In an increasingly regulated and compliance focused climate, more than ever, it is important that both employers and employees are aware of their obligations when moving to Ireland. This brochure highlights some of the primary considerations.
Before coming to Ireland, non-EEA citizens must ensure that they have the necessary permission to live and work here.
For individuals coming to Ireland to work, the type of work permit required is dependent on their specific facts and circumstances. Please refer to our Irish Immigration Law flyer for further information.
Irish tax residence
The Irish tax system is residence-based, so an individual’s residency status dictates how they are taxed in Ireland. An individual will be regarded as resident in Ireland for a tax year if they:
- Spend 183 days or more in Ireland in that tax year; or
- Spend 280 days in Ireland in total across two consecutive tax years*
Note that the Irish Tax Year is the calendar year (i.e. 1 January - 31 December).
* If an individual is present in Ireland for 30 days or less in any tax year, they will be considered non-resident unless they elect otherwise.
Where an individual is tax resident in the year of arrival, and intends to remain tax resident in the subsequent year, they are able to split the year for tax purposes (i.e. into a period of residence and a period of non-residence). This provision means that earnings from an employment exercised outside of Ireland pre-arrival should be outside the scope of Irish tax. Note that split year treatment applies to employment income only.
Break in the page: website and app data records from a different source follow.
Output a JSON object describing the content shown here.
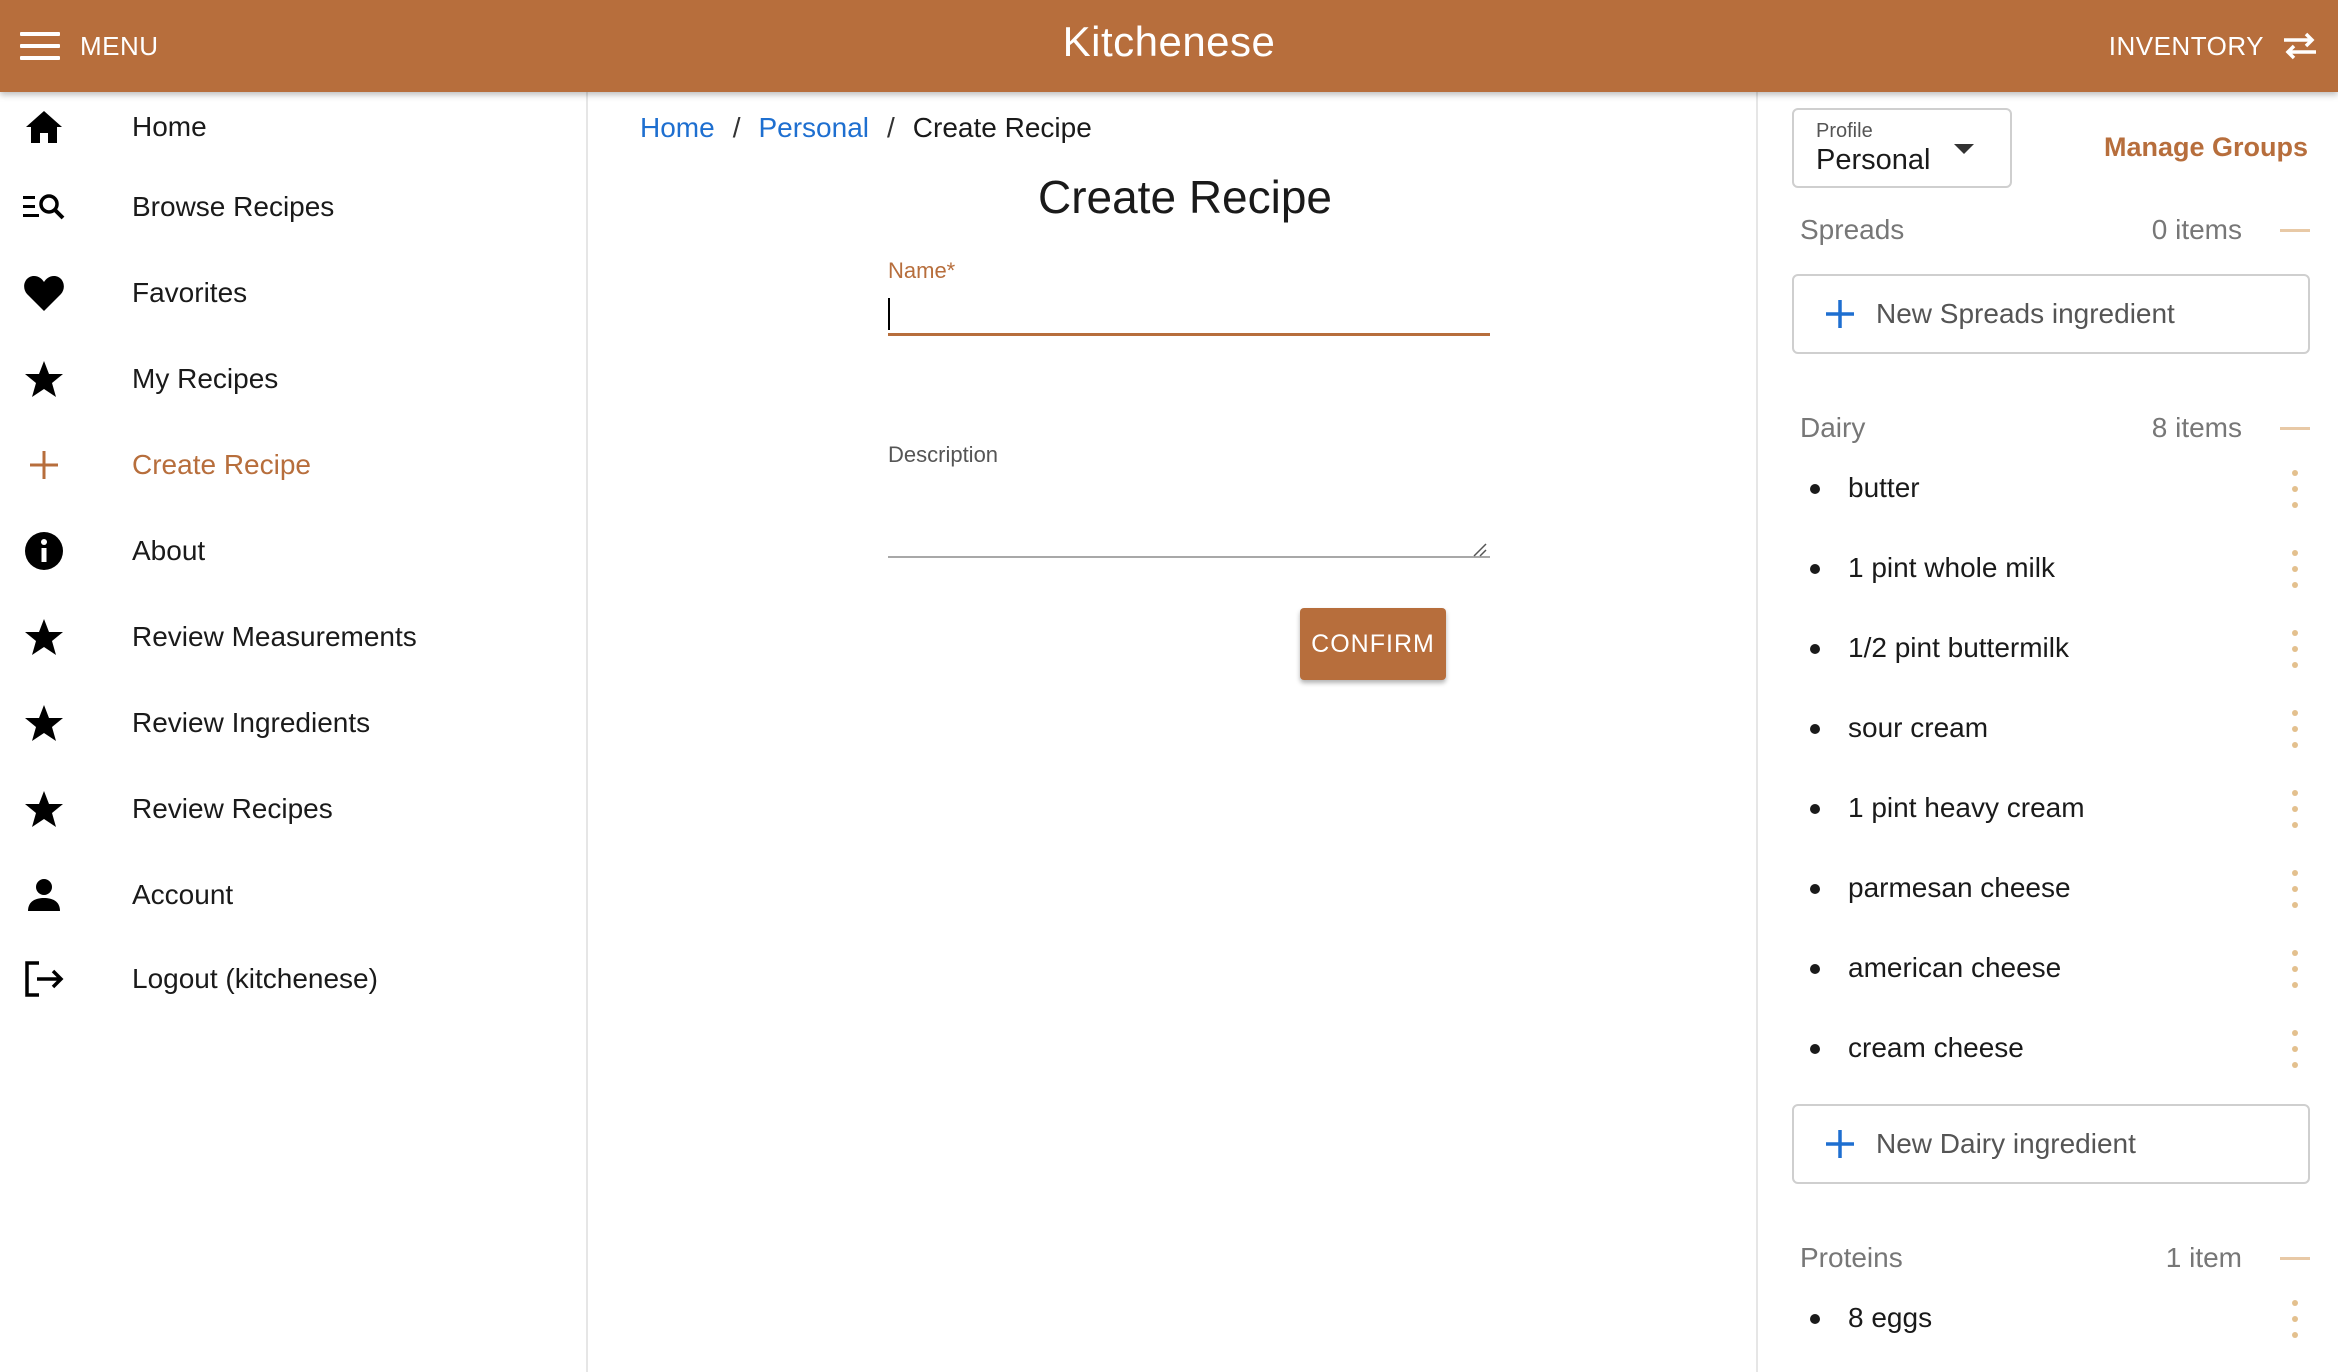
{
  "header": {
    "menu_label": "MENU",
    "app_title": "Kitchenese",
    "inventory_label": "INVENTORY"
  },
  "sidebar": {
    "items": [
      {
        "label": "Home",
        "icon": "home-icon"
      },
      {
        "label": "Browse Recipes",
        "icon": "browse-search-icon"
      },
      {
        "label": "Favorites",
        "icon": "heart-icon"
      },
      {
        "label": "My Recipes",
        "icon": "star-icon"
      },
      {
        "label": "Create Recipe",
        "icon": "plus-icon",
        "active": true
      },
      {
        "label": "About",
        "icon": "info-icon"
      },
      {
        "label": "Review Measurements",
        "icon": "star-icon"
      },
      {
        "label": "Review Ingredients",
        "icon": "star-icon"
      },
      {
        "label": "Review Recipes",
        "icon": "star-icon"
      },
      {
        "label": "Account",
        "icon": "person-icon"
      },
      {
        "label": "Logout (kitchenese)",
        "icon": "logout-icon"
      }
    ]
  },
  "breadcrumb": {
    "home": "Home",
    "personal": "Personal",
    "current": "Create Recipe",
    "separator": "/"
  },
  "form": {
    "title": "Create Recipe",
    "name_label": "Name*",
    "name_value": "",
    "description_label": "Description",
    "description_value": "",
    "confirm_label": "CONFIRM"
  },
  "inventory": {
    "profile_label": "Profile",
    "profile_value": "Personal",
    "manage_groups_label": "Manage Groups",
    "groups": [
      {
        "name": "Spreads",
        "count": "0 items",
        "new_label": "New Spreads ingredient",
        "items": []
      },
      {
        "name": "Dairy",
        "count": "8 items",
        "new_label": "New Dairy ingredient",
        "items": [
          "butter",
          "1 pint whole milk",
          "1/2 pint buttermilk",
          "sour cream",
          "1 pint heavy cream",
          "parmesan cheese",
          "american cheese",
          "cream cheese"
        ]
      },
      {
        "name": "Proteins",
        "count": "1 item",
        "items": [
          "8 eggs"
        ]
      }
    ]
  },
  "colors": {
    "brand": "#b76e3c",
    "link": "#1e6fd0",
    "kebab": "#e3c08e"
  }
}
An individual’s Irish tax position is also dictated by their “Ordinary Residence” and “Domicile” status.
Get in touch
If you have any queries on employee share incentives schemes, please contact our Global Mobility team. We'd be delighted to hear from you.
Tax Principal, People Services & Head of Global Mobility
KPMG in Ireland